→ TRY IT
Only the pictures are to be left out; please reproduce everything else in the data exactly.

→ AVAILABLE RECORDS
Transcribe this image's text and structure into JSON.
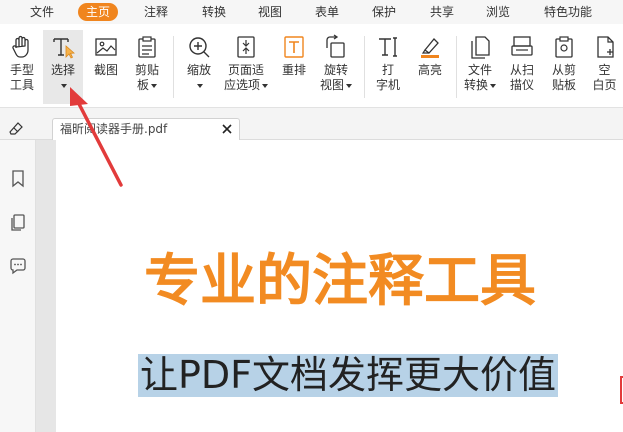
{
  "menubar": {
    "items": [
      "文件",
      "主页",
      "注释",
      "转换",
      "视图",
      "表单",
      "保护",
      "共享",
      "浏览",
      "特色功能"
    ],
    "active": "主页"
  },
  "ribbon": {
    "tools": [
      {
        "id": "hand",
        "line1": "手型",
        "line2": "工具",
        "icon": "hand-icon"
      },
      {
        "id": "select",
        "line1": "选择",
        "line2": "",
        "icon": "text-select-icon"
      },
      {
        "id": "snapshot",
        "line1": "截图",
        "line2": "",
        "icon": "screenshot-icon"
      },
      {
        "id": "clipboard",
        "line1": "剪贴",
        "line2": "板",
        "icon": "clipboard-icon"
      },
      {
        "id": "zoom",
        "line1": "缩放",
        "line2": "",
        "icon": "zoom-icon"
      },
      {
        "id": "fit",
        "line1": "页面适",
        "line2": "应选项",
        "icon": "fit-page-icon"
      },
      {
        "id": "reflow",
        "line1": "重排",
        "line2": "",
        "icon": "reflow-icon"
      },
      {
        "id": "rotate",
        "line1": "旋转",
        "line2": "视图",
        "icon": "rotate-icon"
      },
      {
        "id": "typewriter",
        "line1": "打",
        "line2": "字机",
        "icon": "typewriter-icon"
      },
      {
        "id": "highlight",
        "line1": "高亮",
        "line2": "",
        "icon": "highlight-icon"
      },
      {
        "id": "convert",
        "line1": "文件",
        "line2": "转换",
        "icon": "file-convert-icon"
      },
      {
        "id": "scan",
        "line1": "从扫",
        "line2": "描仪",
        "icon": "scanner-icon"
      },
      {
        "id": "fromclip",
        "line1": "从剪",
        "line2": "贴板",
        "icon": "from-clipboard-icon"
      },
      {
        "id": "blank",
        "line1": "空",
        "line2": "白页",
        "icon": "blank-page-icon"
      }
    ]
  },
  "tab": {
    "title": "福昕阅读器手册.pdf"
  },
  "document": {
    "heading": "专业的注释工具",
    "subline": "让PDF文档发挥更大价值"
  },
  "colors": {
    "accent": "#f0851e",
    "heading": "#f28b22",
    "selection": "#b7d2e7",
    "annotation_arrow": "#e23b3b"
  }
}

→ SOLUTION FOR THIS PROBLEM
Transcribe this image's text and structure into JSON.
{
  "menubar": {
    "items": [
      "文件",
      "主页",
      "注释",
      "转换",
      "视图",
      "表单",
      "保护",
      "共享",
      "浏览",
      "特色功能"
    ],
    "active": "主页"
  },
  "ribbon": {
    "tools": [
      {
        "id": "hand",
        "line1": "手型",
        "line2": "工具",
        "icon": "hand-icon"
      },
      {
        "id": "select",
        "line1": "选择",
        "line2": "",
        "icon": "text-select-icon"
      },
      {
        "id": "snapshot",
        "line1": "截图",
        "line2": "",
        "icon": "screenshot-icon"
      },
      {
        "id": "clipboard",
        "line1": "剪贴",
        "line2": "板",
        "icon": "clipboard-icon"
      },
      {
        "id": "zoom",
        "line1": "缩放",
        "line2": "",
        "icon": "zoom-icon"
      },
      {
        "id": "fit",
        "line1": "页面适",
        "line2": "应选项",
        "icon": "fit-page-icon"
      },
      {
        "id": "reflow",
        "line1": "重排",
        "line2": "",
        "icon": "reflow-icon"
      },
      {
        "id": "rotate",
        "line1": "旋转",
        "line2": "视图",
        "icon": "rotate-icon"
      },
      {
        "id": "typewriter",
        "line1": "打",
        "line2": "字机",
        "icon": "typewriter-icon"
      },
      {
        "id": "highlight",
        "line1": "高亮",
        "line2": "",
        "icon": "highlight-icon"
      },
      {
        "id": "convert",
        "line1": "文件",
        "line2": "转换",
        "icon": "file-convert-icon"
      },
      {
        "id": "scan",
        "line1": "从扫",
        "line2": "描仪",
        "icon": "scanner-icon"
      },
      {
        "id": "fromclip",
        "line1": "从剪",
        "line2": "贴板",
        "icon": "from-clipboard-icon"
      },
      {
        "id": "blank",
        "line1": "空",
        "line2": "白页",
        "icon": "blank-page-icon"
      }
    ]
  },
  "tab": {
    "title": "福昕阅读器手册.pdf"
  },
  "document": {
    "heading": "专业的注释工具",
    "subline": "让PDF文档发挥更大价值"
  },
  "colors": {
    "accent": "#f0851e",
    "heading": "#f28b22",
    "selection": "#b7d2e7",
    "annotation_arrow": "#e23b3b"
  }
}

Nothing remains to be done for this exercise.